I hear an application for me that echoes back to verses in Jeremiah’s story:
For Israel has forsaken me and turned this valley into a place of wickedness. The people burn incense to foreign gods – idols never before worshiped by this generation, by their ancestors, or by the kings of Judah. And they have filled this place with the blood of innocent children. They have built pagan shrines to Baal, and there they burn their sons as sacrifices to Baal. I have never commanded such a horrible deed; it never even crossed my mind to command such a thing! (Jeremiah 19:4-5)
Do what He commands, the “Do this, and do it this way,” nothing extra, adding our own embellishments. That is obedience. Obedience leads us into living the way He designed us to live: with health and vigor, in fullness of life, walking in rightness.
Think of it! God designed this captivity Daniel and his friends were in. Yet, in their captivity, He gave them “unusual aptitude” and “special ability” for His purposes. They stuck out of the crowd. Even as they were renamed to fit the culture, Daniel, Hananiah, Mishael, and Azariah walked as God had made them: Hebrew diet, Hebrew God. They knew who they were—and, as we’ll see in tomorrow’s reading, Whose they were—and they lived that way.

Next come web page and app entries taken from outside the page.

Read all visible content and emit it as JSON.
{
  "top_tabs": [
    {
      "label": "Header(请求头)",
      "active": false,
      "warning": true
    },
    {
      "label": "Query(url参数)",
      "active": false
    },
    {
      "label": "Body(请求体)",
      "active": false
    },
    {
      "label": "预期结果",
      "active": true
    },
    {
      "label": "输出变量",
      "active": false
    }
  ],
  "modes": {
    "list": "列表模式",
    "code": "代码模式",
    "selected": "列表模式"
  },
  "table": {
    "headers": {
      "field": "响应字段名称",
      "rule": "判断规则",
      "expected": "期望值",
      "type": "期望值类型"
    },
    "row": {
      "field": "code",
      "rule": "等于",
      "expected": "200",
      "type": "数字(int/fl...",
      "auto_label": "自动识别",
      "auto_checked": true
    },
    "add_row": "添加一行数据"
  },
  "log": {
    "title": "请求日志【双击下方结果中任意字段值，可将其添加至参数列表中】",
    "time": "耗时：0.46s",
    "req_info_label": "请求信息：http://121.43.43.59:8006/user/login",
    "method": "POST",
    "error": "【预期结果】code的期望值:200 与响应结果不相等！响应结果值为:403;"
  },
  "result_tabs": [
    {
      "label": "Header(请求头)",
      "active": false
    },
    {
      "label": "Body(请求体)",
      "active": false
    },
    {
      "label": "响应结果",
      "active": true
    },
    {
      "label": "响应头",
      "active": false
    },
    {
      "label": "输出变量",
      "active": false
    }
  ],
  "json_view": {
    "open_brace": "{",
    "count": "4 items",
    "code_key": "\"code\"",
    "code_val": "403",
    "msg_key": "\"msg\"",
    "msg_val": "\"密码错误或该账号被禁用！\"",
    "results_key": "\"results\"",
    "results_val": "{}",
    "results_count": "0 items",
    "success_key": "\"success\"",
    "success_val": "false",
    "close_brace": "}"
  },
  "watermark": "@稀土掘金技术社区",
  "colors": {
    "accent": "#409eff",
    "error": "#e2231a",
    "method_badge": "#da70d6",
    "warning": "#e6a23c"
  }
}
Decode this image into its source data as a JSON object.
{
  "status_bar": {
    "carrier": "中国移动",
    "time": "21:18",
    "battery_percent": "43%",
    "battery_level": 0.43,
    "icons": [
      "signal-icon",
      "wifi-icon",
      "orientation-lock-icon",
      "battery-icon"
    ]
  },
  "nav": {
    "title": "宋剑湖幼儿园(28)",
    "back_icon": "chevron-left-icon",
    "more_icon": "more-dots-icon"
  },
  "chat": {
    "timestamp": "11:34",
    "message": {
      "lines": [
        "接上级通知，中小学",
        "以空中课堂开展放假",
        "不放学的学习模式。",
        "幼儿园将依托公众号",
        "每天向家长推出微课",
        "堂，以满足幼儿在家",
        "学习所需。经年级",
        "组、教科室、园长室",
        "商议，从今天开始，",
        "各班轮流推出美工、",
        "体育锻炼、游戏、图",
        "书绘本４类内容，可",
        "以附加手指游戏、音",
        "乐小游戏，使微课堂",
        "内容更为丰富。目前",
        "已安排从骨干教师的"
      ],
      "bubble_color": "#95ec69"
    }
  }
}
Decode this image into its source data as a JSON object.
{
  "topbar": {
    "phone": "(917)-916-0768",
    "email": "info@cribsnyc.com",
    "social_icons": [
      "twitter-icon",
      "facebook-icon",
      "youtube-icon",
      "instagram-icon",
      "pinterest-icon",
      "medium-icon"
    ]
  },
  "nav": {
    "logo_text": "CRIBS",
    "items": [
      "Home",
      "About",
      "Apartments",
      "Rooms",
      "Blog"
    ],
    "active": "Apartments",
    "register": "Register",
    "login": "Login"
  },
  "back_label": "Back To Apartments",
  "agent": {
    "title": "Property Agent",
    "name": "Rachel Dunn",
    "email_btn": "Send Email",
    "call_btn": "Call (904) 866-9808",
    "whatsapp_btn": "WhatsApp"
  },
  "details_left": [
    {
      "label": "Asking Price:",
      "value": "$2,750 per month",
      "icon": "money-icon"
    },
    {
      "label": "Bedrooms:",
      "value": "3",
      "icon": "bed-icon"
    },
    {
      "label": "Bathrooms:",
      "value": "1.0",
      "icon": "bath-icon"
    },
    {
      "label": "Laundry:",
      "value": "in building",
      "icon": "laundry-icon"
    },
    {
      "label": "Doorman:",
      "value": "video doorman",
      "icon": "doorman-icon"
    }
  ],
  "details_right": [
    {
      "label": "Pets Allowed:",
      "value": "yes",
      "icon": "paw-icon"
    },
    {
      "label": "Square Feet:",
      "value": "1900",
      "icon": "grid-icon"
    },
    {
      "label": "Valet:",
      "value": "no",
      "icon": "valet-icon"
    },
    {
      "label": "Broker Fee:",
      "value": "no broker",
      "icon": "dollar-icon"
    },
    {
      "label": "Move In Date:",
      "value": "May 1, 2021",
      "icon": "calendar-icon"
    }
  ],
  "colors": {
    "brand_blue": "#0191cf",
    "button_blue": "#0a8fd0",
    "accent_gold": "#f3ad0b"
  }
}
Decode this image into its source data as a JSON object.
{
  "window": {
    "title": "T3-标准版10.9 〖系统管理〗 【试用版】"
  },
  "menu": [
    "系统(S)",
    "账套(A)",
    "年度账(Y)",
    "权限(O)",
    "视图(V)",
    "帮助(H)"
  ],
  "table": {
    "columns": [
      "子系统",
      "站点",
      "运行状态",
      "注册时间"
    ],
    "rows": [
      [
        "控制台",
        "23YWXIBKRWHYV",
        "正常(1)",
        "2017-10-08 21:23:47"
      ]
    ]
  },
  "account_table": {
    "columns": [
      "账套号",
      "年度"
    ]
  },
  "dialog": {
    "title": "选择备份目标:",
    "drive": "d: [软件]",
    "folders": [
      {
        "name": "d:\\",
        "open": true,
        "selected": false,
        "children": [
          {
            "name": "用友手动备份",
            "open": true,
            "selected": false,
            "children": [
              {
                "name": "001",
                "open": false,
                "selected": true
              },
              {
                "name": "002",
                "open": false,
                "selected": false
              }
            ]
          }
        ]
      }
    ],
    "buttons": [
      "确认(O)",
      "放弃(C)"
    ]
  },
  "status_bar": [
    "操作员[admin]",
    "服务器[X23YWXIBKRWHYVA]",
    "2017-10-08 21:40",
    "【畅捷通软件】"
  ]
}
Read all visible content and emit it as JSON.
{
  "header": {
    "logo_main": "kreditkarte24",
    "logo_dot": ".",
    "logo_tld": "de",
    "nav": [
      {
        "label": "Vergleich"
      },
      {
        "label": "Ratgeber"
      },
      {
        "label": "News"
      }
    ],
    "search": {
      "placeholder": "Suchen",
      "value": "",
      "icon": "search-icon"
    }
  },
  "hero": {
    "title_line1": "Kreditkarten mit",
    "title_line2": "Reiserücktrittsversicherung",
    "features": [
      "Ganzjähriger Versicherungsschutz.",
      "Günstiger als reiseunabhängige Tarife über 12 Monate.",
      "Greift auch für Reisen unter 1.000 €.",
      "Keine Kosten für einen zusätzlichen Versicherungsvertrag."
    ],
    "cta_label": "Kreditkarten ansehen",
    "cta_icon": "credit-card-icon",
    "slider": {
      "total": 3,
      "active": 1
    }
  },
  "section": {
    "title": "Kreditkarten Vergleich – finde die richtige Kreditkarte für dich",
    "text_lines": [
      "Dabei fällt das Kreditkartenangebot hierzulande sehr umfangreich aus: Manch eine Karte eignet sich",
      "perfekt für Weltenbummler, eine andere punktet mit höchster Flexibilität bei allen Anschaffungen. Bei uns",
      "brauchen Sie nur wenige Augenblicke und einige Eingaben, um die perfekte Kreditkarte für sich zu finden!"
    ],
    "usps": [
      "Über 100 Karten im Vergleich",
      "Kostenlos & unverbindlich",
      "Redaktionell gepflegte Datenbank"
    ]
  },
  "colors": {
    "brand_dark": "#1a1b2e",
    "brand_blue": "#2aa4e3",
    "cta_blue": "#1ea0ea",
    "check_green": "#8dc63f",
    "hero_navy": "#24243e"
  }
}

In my daily foray into God’s Word, He gives me personal nuggets: applications, promises, prayers to pray back to Him. The one for how I parent Cami comes from Psalm 33:15: He made her heart, so He understands everything she does. When she baffles me–which is often–I remind God, “Lord, You made this child. . .show me what she needs. What do I do? What do I say?”
He’s done that on this day, through three Hebrew names spoken aloud in my living room.
Everything He does is worthy of our trust!
Oh, to trust Him more and more,